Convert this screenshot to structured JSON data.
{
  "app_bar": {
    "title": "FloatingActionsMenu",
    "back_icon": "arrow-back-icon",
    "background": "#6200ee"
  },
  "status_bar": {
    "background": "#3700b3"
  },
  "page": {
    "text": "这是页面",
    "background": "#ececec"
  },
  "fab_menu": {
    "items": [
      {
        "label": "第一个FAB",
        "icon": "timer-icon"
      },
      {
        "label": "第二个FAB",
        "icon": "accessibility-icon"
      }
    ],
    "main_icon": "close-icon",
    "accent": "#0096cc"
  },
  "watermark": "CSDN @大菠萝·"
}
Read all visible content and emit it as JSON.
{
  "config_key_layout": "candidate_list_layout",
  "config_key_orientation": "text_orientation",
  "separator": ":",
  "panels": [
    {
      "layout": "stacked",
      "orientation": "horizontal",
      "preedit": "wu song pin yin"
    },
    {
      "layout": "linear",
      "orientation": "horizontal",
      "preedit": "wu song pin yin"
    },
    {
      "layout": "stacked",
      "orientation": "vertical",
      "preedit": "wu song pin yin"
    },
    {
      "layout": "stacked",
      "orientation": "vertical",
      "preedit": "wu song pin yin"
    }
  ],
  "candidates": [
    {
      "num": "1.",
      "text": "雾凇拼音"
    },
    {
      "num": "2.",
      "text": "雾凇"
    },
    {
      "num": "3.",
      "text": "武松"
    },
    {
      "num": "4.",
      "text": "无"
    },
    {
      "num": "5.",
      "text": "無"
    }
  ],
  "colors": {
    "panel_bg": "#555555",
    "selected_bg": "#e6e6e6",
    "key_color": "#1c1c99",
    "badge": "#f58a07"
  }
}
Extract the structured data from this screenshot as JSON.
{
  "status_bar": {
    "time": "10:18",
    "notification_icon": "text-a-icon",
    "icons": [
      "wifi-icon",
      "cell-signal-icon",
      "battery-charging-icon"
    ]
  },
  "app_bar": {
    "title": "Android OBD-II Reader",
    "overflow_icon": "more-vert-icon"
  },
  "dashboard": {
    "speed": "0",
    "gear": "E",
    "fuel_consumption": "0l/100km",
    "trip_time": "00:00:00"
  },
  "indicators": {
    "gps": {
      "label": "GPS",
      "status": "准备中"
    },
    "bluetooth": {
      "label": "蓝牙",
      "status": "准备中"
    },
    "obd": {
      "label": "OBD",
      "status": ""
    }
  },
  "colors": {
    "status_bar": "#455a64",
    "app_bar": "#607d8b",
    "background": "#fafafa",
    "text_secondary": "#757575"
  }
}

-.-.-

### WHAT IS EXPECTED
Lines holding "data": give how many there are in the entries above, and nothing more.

### THE ANSWER
2